I would affirm.


Scholler Brothers, Inc. v. Hans C. Bick, Inc., 110 U.S.P.Q. 431 (1956)


D.C. Cir. 1955, 95 U.S.App.D.C. 324, 221 F.2d 881; and see Brown Shoe Company, Inc. v. Chris Laganas Shoe Co., 100 U.S.P.Q. 146 (1954)


15 U.S.C.A. § 1071 (1952); this section makes specific provision for the course which must be followed. When any dissatisfied party appeals to the Court of Customs and Patent Appeals, any satisfied party has the right "to elect to have all further proceedings under section 146 of Title 35, by election as provided in section 141 of Title 35."


60 Stat. 427, 433-435, 436, 440, 15 U.S. C.A. §§ 1051, 1063-1068, 1071, 1091, 1092, 1094, 1119 (1952)


As amended by 15 U.S.C.A. § 1071 (1952)


35 U.S.C. § 63 (1946)


Gold Seal Co. v. Marzall, D.C. Cir. 1951, 88 U.S.App.D.C. 376, 377, 190 F.2d 290, 291


15 U.S.C.A. § 1071 (1952)


See, e. g. Gold Seal Co. v. Sawyer, D.C. D.C.1952, 106 F. Supp. 494; Baxter Laboratories v. Don Baxter, Inc., and cases collected in the dissenting opinion, 1951, 186 F.2d 511, 515, 38 C.C.P.A.,Patents, 786, 790


66 Stat. 792


Sec. 2, 66 Stat. 814; cf. Reviser's note, 15 U.S.C.A. § 1071 (1952)


66 Stat. 803; 35 U.S.C. § 145 reads:

"§ 145. Civil action to obtain patent.

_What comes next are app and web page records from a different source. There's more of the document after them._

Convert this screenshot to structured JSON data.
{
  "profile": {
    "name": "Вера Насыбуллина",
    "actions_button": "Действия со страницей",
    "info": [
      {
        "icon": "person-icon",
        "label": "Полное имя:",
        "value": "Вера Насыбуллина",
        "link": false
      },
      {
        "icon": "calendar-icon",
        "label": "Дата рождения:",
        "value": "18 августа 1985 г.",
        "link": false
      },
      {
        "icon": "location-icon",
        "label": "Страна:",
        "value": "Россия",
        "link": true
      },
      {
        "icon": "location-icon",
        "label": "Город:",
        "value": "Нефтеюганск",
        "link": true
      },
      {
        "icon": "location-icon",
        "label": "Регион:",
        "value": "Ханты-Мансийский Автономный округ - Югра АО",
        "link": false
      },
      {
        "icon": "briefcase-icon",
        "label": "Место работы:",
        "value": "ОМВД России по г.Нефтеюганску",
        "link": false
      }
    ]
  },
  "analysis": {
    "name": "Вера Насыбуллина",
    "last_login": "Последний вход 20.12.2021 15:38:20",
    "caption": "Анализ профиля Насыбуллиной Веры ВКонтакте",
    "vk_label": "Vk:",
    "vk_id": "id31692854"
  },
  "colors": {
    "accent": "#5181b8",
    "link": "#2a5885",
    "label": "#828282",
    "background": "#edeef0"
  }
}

"An applicant dissatisfied with the decision of the Board of Appeals may unless appeal has been taken to the United States Court of Customs and Patent Appeals, have remedy by civil action against the Commissioner in the United States District Court for the District of Columbia if commenced within such time after such decision, not less than sixty days, as the Commissioner appoints. The court may adjudge that such applicant is entitled to receive a patent for his invention, as specified in any of his claims involved in the decision of the Board of Appeals, as the facts in the case may appear and such adjudication shall authorize the Commissioner to issue such patent on compliance with the requirements of law. All the expenses of the proceedings shall be paid by the applicant. * * *"


66 Stat. 803, 35 U.S.C. § 146 (1952); and see Chris Laganas Shoe Co. v. Watson, supra note 2


Gold Seal Co. v. Weeks, D.C. Cir. 1954, 93 U.S.App.D.C. 249, 258, 209 F.2d 802, 810. Of course, Gold Seal presented an inter partes situation.

Where no inter partes problem arises, the remedy may be sought against the Commissioner under 35 U.S.C. § 145 if the Commissioner refuses to pass for publication and application for registration on the Principal Register. Similarly, if the Commissioner had here refused registration on the Supplemental Register, Bick's "remedy" would clearly be the same, to be attained by civil action here in the District Court against the Commissioner under § 145.


§ 23, 60 Stat. 435, 15 U.S.C.A. § 1091 (1952)


Unlike applications for the Principal Register, marks for the Supplemental Register "shall not be published for or be subject to opposition." § 24, 60 Stat. 436, 15 U.S.C.A. § 1092 (1952)


Supra note 1; if the petitioners deem it necessary to seek to protect this interest, they may apply for leave to intervene.


It may be observed in passing that the Commissioner must defend his own action whether a disappointed applicant has filed his appeal before the United States Court of Customs and Patent Appeals, or, as here, has sought his remedy in the District Court


§ 37, 60 Stat. 440, 15 U.S.C.A. § 1119 (1952)


60 Stat. 435, as amended, 15 U.S.C. § 1071 (1952), 15 U.S.C.A. § 1071